TASK ITEM
Every record below must be retyped exactly, with the pictures left out.

GIVEN RECORDS

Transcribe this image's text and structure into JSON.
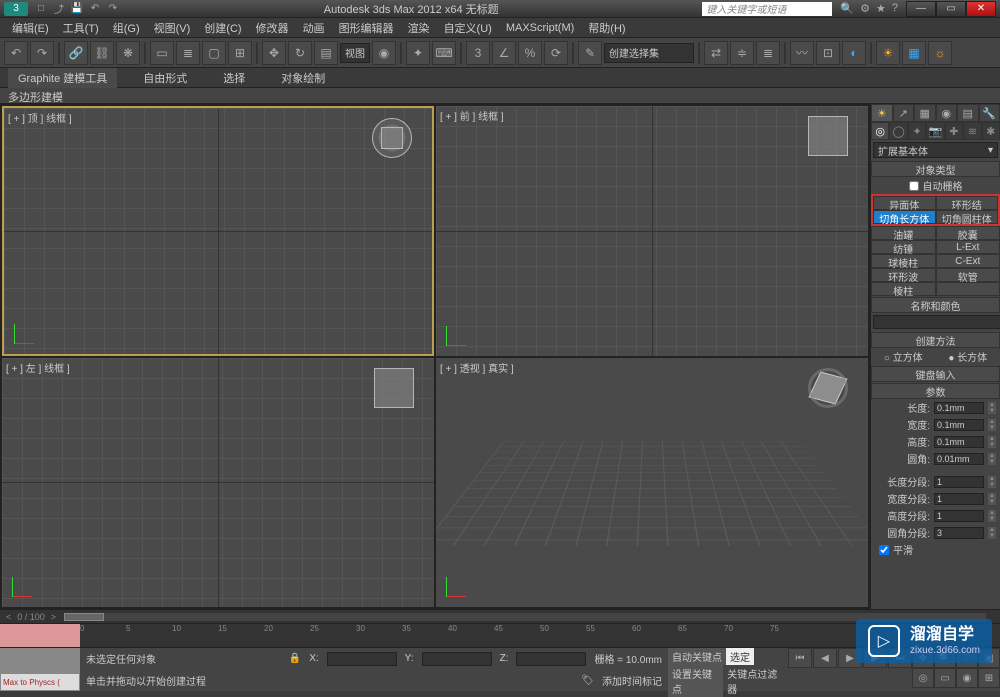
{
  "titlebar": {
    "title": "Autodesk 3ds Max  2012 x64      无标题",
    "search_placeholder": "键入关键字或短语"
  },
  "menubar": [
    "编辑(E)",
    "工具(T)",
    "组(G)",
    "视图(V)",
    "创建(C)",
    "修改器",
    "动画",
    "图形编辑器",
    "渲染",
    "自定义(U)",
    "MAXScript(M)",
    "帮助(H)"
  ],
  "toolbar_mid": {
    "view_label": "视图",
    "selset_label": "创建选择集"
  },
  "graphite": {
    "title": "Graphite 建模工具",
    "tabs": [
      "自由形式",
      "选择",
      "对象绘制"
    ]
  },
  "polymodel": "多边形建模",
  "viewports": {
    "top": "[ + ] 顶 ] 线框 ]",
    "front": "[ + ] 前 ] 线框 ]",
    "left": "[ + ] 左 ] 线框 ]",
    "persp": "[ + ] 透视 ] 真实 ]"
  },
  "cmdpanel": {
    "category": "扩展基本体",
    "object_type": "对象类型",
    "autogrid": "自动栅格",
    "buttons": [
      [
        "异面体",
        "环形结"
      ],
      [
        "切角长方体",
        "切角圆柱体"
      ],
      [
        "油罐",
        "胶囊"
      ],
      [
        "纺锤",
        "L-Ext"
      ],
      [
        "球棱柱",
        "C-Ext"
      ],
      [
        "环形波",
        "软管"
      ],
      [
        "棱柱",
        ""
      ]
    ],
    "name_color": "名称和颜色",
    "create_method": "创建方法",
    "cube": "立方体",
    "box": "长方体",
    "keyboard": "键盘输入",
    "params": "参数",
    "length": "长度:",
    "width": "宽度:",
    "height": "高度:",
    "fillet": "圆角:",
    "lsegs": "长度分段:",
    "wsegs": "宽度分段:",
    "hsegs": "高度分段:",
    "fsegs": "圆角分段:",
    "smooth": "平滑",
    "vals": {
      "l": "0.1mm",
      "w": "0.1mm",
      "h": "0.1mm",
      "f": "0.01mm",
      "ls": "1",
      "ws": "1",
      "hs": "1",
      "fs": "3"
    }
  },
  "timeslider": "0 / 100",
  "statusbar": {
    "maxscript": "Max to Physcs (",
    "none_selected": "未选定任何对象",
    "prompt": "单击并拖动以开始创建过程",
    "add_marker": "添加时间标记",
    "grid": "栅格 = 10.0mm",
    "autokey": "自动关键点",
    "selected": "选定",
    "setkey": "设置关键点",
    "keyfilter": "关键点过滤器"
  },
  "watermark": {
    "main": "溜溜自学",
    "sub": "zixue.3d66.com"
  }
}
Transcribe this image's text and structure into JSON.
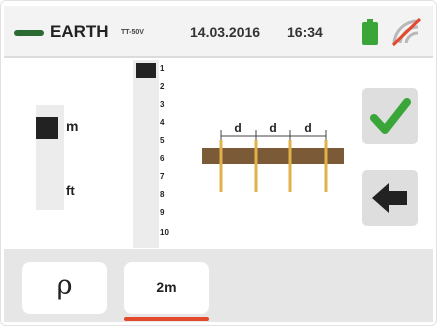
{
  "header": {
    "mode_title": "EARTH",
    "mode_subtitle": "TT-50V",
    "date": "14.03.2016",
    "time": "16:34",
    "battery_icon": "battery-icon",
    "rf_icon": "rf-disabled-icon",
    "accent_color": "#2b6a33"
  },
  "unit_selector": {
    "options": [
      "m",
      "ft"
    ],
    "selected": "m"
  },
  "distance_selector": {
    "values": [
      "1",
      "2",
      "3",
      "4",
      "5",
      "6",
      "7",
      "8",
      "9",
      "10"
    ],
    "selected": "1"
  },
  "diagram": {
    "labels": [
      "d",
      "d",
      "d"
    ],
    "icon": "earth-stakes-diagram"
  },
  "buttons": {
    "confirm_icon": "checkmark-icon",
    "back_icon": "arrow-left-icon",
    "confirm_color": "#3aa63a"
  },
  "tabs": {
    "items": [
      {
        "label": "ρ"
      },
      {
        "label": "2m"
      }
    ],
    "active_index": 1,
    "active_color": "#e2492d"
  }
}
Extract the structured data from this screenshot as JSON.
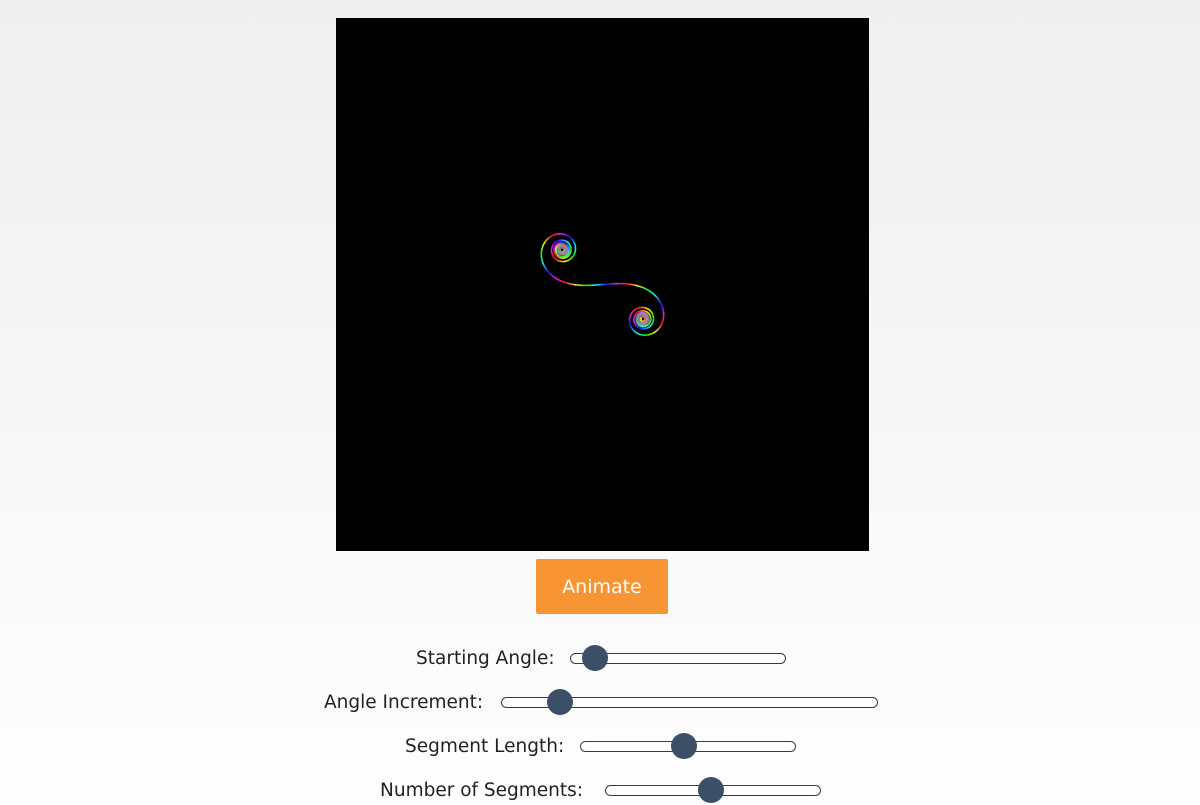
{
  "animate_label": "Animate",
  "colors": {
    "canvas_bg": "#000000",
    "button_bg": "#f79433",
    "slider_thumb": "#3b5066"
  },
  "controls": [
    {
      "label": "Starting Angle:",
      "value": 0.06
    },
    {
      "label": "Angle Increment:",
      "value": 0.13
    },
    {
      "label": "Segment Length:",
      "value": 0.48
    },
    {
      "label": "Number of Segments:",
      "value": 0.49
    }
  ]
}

PROBLEM SOLUTION
Transcribe this image's text and structure into JSON.
{
  "titlebar": {
    "title": "Autodesk 3ds Max  2012 x64      无标题",
    "search_placeholder": "键入关键字或短语"
  },
  "menubar": [
    "编辑(E)",
    "工具(T)",
    "组(G)",
    "视图(V)",
    "创建(C)",
    "修改器",
    "动画",
    "图形编辑器",
    "渲染",
    "自定义(U)",
    "MAXScript(M)",
    "帮助(H)"
  ],
  "toolbar_mid": {
    "view_label": "视图",
    "selset_label": "创建选择集"
  },
  "graphite": {
    "title": "Graphite 建模工具",
    "tabs": [
      "自由形式",
      "选择",
      "对象绘制"
    ]
  },
  "polymodel": "多边形建模",
  "viewports": {
    "top": "[ + ] 顶 ] 线框 ]",
    "front": "[ + ] 前 ] 线框 ]",
    "left": "[ + ] 左 ] 线框 ]",
    "persp": "[ + ] 透视 ] 真实 ]"
  },
  "cmdpanel": {
    "category": "扩展基本体",
    "object_type": "对象类型",
    "autogrid": "自动栅格",
    "buttons": [
      [
        "异面体",
        "环形结"
      ],
      [
        "切角长方体",
        "切角圆柱体"
      ],
      [
        "油罐",
        "胶囊"
      ],
      [
        "纺锤",
        "L-Ext"
      ],
      [
        "球棱柱",
        "C-Ext"
      ],
      [
        "环形波",
        "软管"
      ],
      [
        "棱柱",
        ""
      ]
    ],
    "name_color": "名称和颜色",
    "create_method": "创建方法",
    "cube": "立方体",
    "box": "长方体",
    "keyboard": "键盘输入",
    "params": "参数",
    "length": "长度:",
    "width": "宽度:",
    "height": "高度:",
    "fillet": "圆角:",
    "lsegs": "长度分段:",
    "wsegs": "宽度分段:",
    "hsegs": "高度分段:",
    "fsegs": "圆角分段:",
    "smooth": "平滑",
    "vals": {
      "l": "0.1mm",
      "w": "0.1mm",
      "h": "0.1mm",
      "f": "0.01mm",
      "ls": "1",
      "ws": "1",
      "hs": "1",
      "fs": "3"
    }
  },
  "timeslider": "0 / 100",
  "statusbar": {
    "maxscript": "Max to Physcs (",
    "none_selected": "未选定任何对象",
    "prompt": "单击并拖动以开始创建过程",
    "add_marker": "添加时间标记",
    "grid": "栅格 = 10.0mm",
    "autokey": "自动关键点",
    "selected": "选定",
    "setkey": "设置关键点",
    "keyfilter": "关键点过滤器"
  },
  "watermark": {
    "main": "溜溜自学",
    "sub": "zixue.3d66.com"
  }
}
Transcribe this image's text and structure into JSON.
{
  "header": {
    "mode_title": "EARTH",
    "mode_subtitle": "TT-50V",
    "date": "14.03.2016",
    "time": "16:34",
    "battery_icon": "battery-icon",
    "rf_icon": "rf-disabled-icon",
    "accent_color": "#2b6a33"
  },
  "unit_selector": {
    "options": [
      "m",
      "ft"
    ],
    "selected": "m"
  },
  "distance_selector": {
    "values": [
      "1",
      "2",
      "3",
      "4",
      "5",
      "6",
      "7",
      "8",
      "9",
      "10"
    ],
    "selected": "1"
  },
  "diagram": {
    "labels": [
      "d",
      "d",
      "d"
    ],
    "icon": "earth-stakes-diagram"
  },
  "buttons": {
    "confirm_icon": "checkmark-icon",
    "back_icon": "arrow-left-icon",
    "confirm_color": "#3aa63a"
  },
  "tabs": {
    "items": [
      {
        "label": "ρ"
      },
      {
        "label": "2m"
      }
    ],
    "active_index": 1,
    "active_color": "#e2492d"
  }
}
Extract the structured data from this screenshot as JSON.
{
  "animate_label": "Animate",
  "colors": {
    "canvas_bg": "#000000",
    "button_bg": "#f79433",
    "slider_thumb": "#3b5066"
  },
  "controls": [
    {
      "label": "Starting Angle:",
      "value": 0.06
    },
    {
      "label": "Angle Increment:",
      "value": 0.13
    },
    {
      "label": "Segment Length:",
      "value": 0.48
    },
    {
      "label": "Number of Segments:",
      "value": 0.49
    }
  ]
}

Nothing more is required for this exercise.